Outrage of the Month: Big Pharma’s “Unsustainable, Unjustified and Unfair” Business and Pricing Practices
Health Letter, February 2022
By Michael Carome, M.D.
If you’re not outraged,
you’re not paying attention!
Read what Public Citizen has to say about the biggest blunders and outrageous offenses in the world of public health, published monthly in Health Letter.
In December 2021, the U.S. House of Representatives’ Committee on Oversight and Reform issued a final report documenting its three-year investigation into the business and pricing practices of the pharmaceutical industry. The investigation, launched in January 2019, focused on ten drug companies marketing 12 brand-name products that are among the costliest to the Medicare program.
Unsurprisingly, the House report documented a wide range of egregious business and pricing practices that have resulted in ever-increasing price gouging of American consumers and the Medicare program by Big Pharma.
First, drug companies over several years have repeatedly raised prices on existing drugs to meet revenue targets. As a result, among the 12 drugs examined during the Committee’s investigation, prices have increased by a median of nearly 500% above the prices when the medications were first brought to market. In one case, the price has increased more 100,000% since it was initially launched. Internal documents obtained by the Committee demonstrated that net prices collected by drug manufacturers after accounting for rebates and other discounts increased annually for nearly all drugs examined in the investigation.
Second, all ten companies in the Committee’s investigation have implemented senior-executive compensation practices that directly link incentive payments to revenue and other financial targets, including drug-specific revenue targets in many cases. Thus, senior company executives reap huge financial rewards by jacking up their drug prices. Based on these incentives, the companies doled out more than $2.2 billion to their top executives from 2016 to 2020, including nearly $800 million to their chief executive officers. One former drug company CEO was paid more than $500,000 in bonuses in 2016 and 2017 solely because of price increases for a single cancer drug.
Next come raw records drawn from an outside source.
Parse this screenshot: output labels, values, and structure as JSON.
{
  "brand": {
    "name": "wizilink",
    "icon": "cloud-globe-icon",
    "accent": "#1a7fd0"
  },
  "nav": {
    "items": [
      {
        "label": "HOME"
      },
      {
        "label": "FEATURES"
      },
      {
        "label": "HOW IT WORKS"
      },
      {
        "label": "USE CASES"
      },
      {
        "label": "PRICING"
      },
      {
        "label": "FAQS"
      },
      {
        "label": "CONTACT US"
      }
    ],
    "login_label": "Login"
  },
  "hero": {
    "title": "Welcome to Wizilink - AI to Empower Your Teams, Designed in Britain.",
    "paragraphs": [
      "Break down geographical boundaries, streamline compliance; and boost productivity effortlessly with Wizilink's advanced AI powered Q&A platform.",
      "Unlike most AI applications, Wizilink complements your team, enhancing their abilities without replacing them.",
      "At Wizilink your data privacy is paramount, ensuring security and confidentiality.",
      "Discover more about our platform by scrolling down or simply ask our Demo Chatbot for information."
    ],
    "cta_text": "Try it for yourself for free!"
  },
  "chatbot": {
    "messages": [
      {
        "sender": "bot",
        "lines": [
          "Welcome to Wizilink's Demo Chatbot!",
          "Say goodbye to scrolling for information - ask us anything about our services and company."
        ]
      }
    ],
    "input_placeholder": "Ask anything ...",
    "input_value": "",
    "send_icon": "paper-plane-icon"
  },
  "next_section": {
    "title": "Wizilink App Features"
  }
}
Third, drug companies use patents and other monopoly protections granted by the Food and Drug Administration to block competition from generic-drug companies and maintain high prices. For the 12 drugs examined by the Committee, the ten companies collectively obtained more than 600 patents, potentially expanding their periods of monopoly protection by a combined total of nearly 300 years.
Finally, all ten companies in the Committee’s investigation used one or more strategies to stifle generic-drug competition and maintain exorbitant prices. Examples of such practices include encouraging doctors to shift patients to new products or formulations of a drug just before generic versions of older formulations enter the market; pursuing contracts with health insurers and pharmacy benefit managers that offer rebates and discounts provided that competitor products are excluded from coverage; and aggressively marketing directly to physicians and patients to increase sales, particularly when drugs faced generic competition.
The House report appropriately concluded that the “pricing practices uncovered by the Committee’s investigation are unsustainable, unjustified, and unfair to patients and taxpayers. In addition to straining the [U.S.] health care system, drug companies’ pricing practices have left millions of Americans unable to afford lifesaving medications.”
Most patients in the U.S. are justifiably outraged by Big Pharma’s limitless greed and want to see Congressional legislation that prohibits the anticompetitive business practices documented in the House report. Neither consumers nor the U.S. government can afford business as usual by Big Pharma.